If Shinoda’s eye-grabbing graphics scheme and lurid color choices caught muscle enthusiasts' attention, it was Trans Am that kept them riveted. In its inaugural 1969 season, the bright “Competition Orange” Boss put up a serious fight but ultimately lost to Roger Penske’s famous Sunoco-liveried Camaros. After another gripping season of one of the greatest periods in American road racing, the Boss was victorious, winning six out of 11 races against the Camaro and Penske in its svelte new red, white, and blue AMC Javelins. Though driven with quite a bit of success by Canadian driver Allan Moffat in contemporary Australian Touring Car series, the Boss quickly faded from competition. Its 1970 Trans Am victory was the only major American championship of its short but brilliant career. Moffat, who also competed at Le Mans, Daytona, and Sebring (which he won in 1975 behind the wheel of a 3.0 CSL), credits the Boss with being his all-time favorite drive, taking him to 101 wins out of 151 starts.
Today, original and restored Boss 302s are commanding solid six-digit figures on the collector market, a price which is substantially more than the pocket change my dad was offered for trade towards Darth Vader’s turbo hatchback back in 1984, and several times what he paid for our first family home shortly thereafter. With the recent introduction of Ford’s high-tech new “Coyote” 32 valve 5.0 V8, the Boss is again being offered as a high-performance alternative to the standard GT. Its stripped-out and highly-regarded “Laguna Seca” road race package is a fitting tribute to the classic Trans Am battles held there, where the old Boss rubbed fenders and traded paint with its rivals on the corkscrew forever etched into the memory of anyone with a fondness for that great era.

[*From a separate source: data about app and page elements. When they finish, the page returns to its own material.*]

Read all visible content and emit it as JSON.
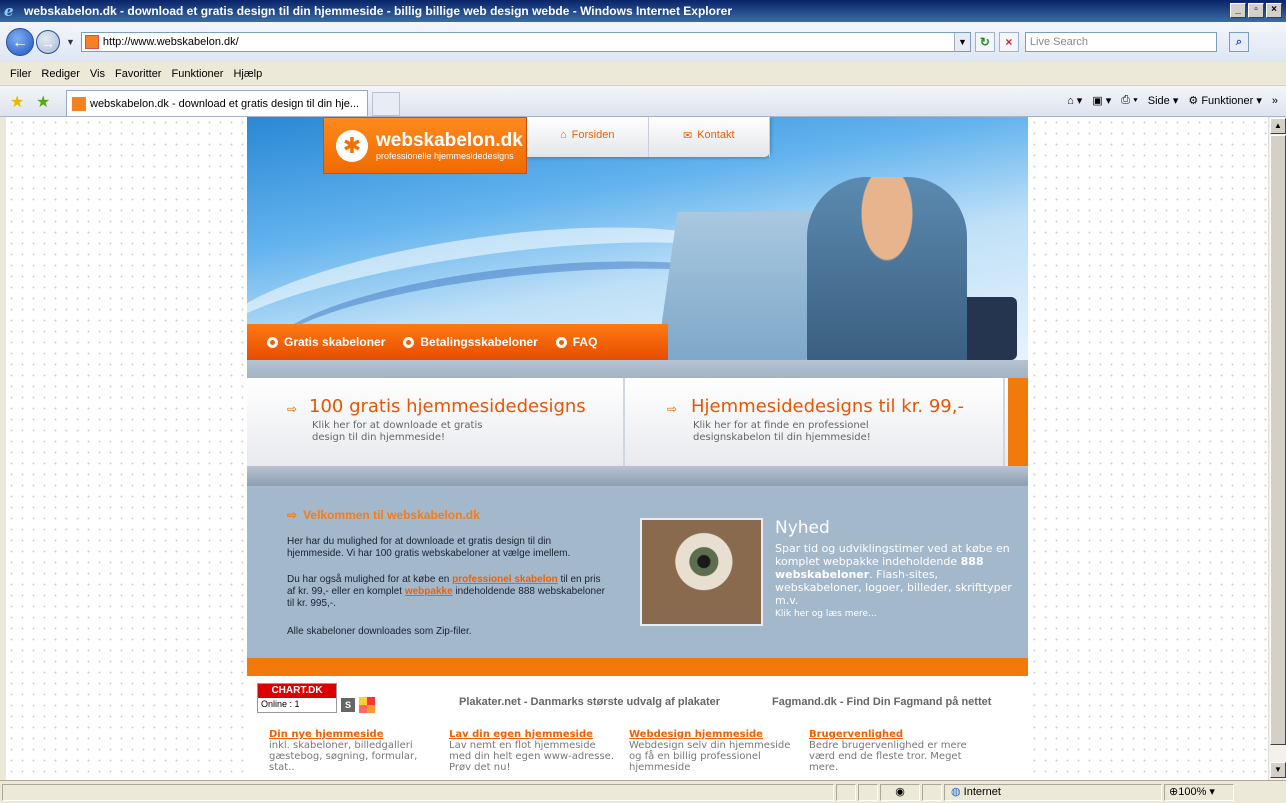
{
  "window": {
    "title": "webskabelon.dk - download et gratis design til din hjemmeside - billig billige web design webde - Windows Internet Explorer"
  },
  "address": {
    "url": "http://www.webskabelon.dk/",
    "search_placeholder": "Live Search"
  },
  "menu": [
    "Filer",
    "Rediger",
    "Vis",
    "Favoritter",
    "Funktioner",
    "Hjælp"
  ],
  "tab": {
    "title": "webskabelon.dk - download et gratis design til din hje..."
  },
  "cmdbar": {
    "page": "Side",
    "tools": "Funktioner"
  },
  "site": {
    "logo": {
      "name": "webskabelon.dk",
      "tagline": "professionelle hjemmesidedesigns"
    },
    "topnav": [
      "Forsiden",
      "Kontakt"
    ],
    "subnav": [
      "Gratis skabeloner",
      "Betalingsskabeloner",
      "FAQ"
    ],
    "features": [
      {
        "title": "100 gratis hjemmesidedesigns",
        "desc1": "Klik her for at downloade et gratis",
        "desc2": "design til din hjemmeside!"
      },
      {
        "title": "Hjemmesidedesigns til kr. 99,-",
        "desc1": "Klik her for at finde en professionel",
        "desc2": "designskabelon til din hjemmeside!"
      }
    ],
    "welcome": {
      "title": "Velkommen til webskabelon.dk",
      "p1": "Her har du mulighed for at downloade et gratis design til din hjemmeside. Vi har 100 gratis webskabeloner at vælge imellem.",
      "p2a": "Du har også mulighed for at købe en",
      "p2link1": "professionel skabelon",
      "p2b": "til en pris af kr. 99,- eller en komplet",
      "p2link2": "webpakke",
      "p2c": "indeholdende 888 webskabeloner til kr. 995,-.",
      "p3": "Alle skabeloner downloades som Zip-filer."
    },
    "nyhed": {
      "title": "Nyhed",
      "text1": "Spar tid og udviklingstimer ved at købe en komplet webpakke indeholdende",
      "bold": "888 webskabeloner",
      "text2": ". Flash-sites, webskabeloner, logoer, billeder, skrifttyper m.v.",
      "link": "Klik her og læs mere..."
    },
    "footer": {
      "chart_label": "CHART.DK",
      "online": "Online : 1",
      "s_label": "S",
      "link1": "Plakater.net - Danmarks største udvalg af plakater",
      "link2": "Fagmand.dk - Find Din Fagmand på nettet",
      "cols": [
        {
          "h": "Din nye hjemmeside",
          "t": "inkl. skabeloner, billedgalleri gæstebog, søgning, formular, stat.."
        },
        {
          "h": "Lav din egen hjemmeside",
          "t": "Lav nemt en flot hjemmeside med din helt egen www-adresse. Prøv det nu!"
        },
        {
          "h": "Webdesign hjemmeside",
          "t": "Webdesign selv din hjemmeside og få en billig professionel hjemmeside"
        },
        {
          "h": "Brugervenlighed",
          "t": "Bedre brugervenlighed er mere værd end de fleste tror. Meget mere."
        }
      ]
    }
  },
  "status": {
    "zone": "Internet",
    "zoom": "100%"
  }
}
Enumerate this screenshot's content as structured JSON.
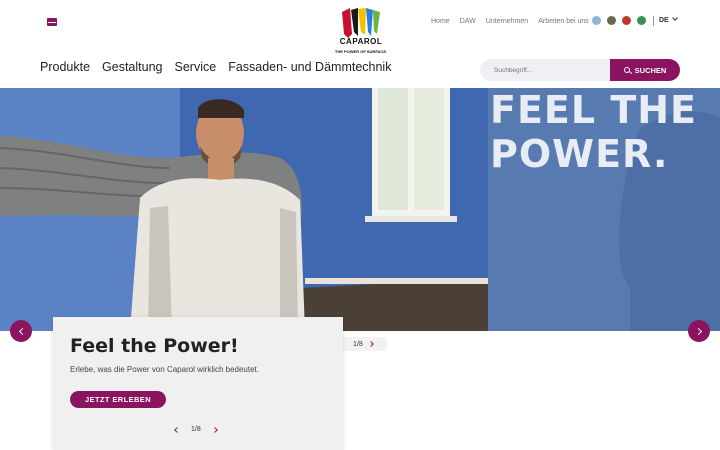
{
  "header": {
    "mail_icon": "envelope-icon",
    "logo": {
      "brand": "CAPAROL",
      "claim": "THE POWER OF SURFACE."
    },
    "top_links": [
      "Home",
      "DAW",
      "Unternehmen",
      "Arbeiten bei uns"
    ],
    "socials": [
      {
        "name": "circle-social-icon",
        "color": "#8fb3d8"
      },
      {
        "name": "dark-social-icon",
        "color": "#6a6a4a"
      },
      {
        "name": "red-social-icon",
        "color": "#c0392b"
      },
      {
        "name": "green-social-icon",
        "color": "#3e8e5a"
      }
    ],
    "language": "DE"
  },
  "mainnav": [
    "Produkte",
    "Gestaltung",
    "Service",
    "Fassaden- und Dämmtechnik"
  ],
  "search": {
    "placeholder": "Suchbegriff...",
    "button_label": "SUCHEN"
  },
  "hero": {
    "headline_line1": "FEEL THE",
    "headline_line2": "POWER."
  },
  "carousel": {
    "pager": "1/8",
    "card_title": "Feel the Power!",
    "card_text": "Erlebe, was die Power von Caparol wirklich bedeutet.",
    "cta_label": "JETZT ERLEBEN",
    "card_pager": "1/8"
  },
  "colors": {
    "accent": "#8a1460",
    "hero_blue": "#4a6fa8"
  }
}
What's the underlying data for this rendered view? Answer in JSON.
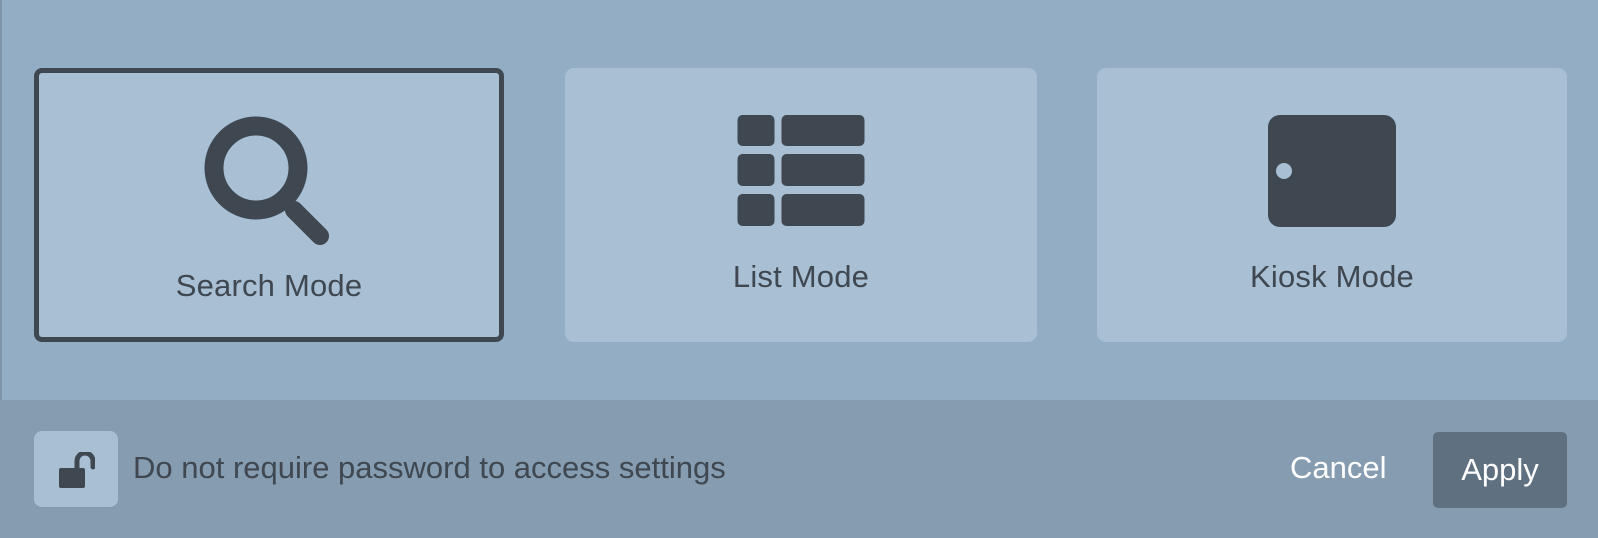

Photo Sources: Mustangtech.com, Megadeluxe.com, forum.chaoscoalition.net, mustangandfords.com, Camaros.org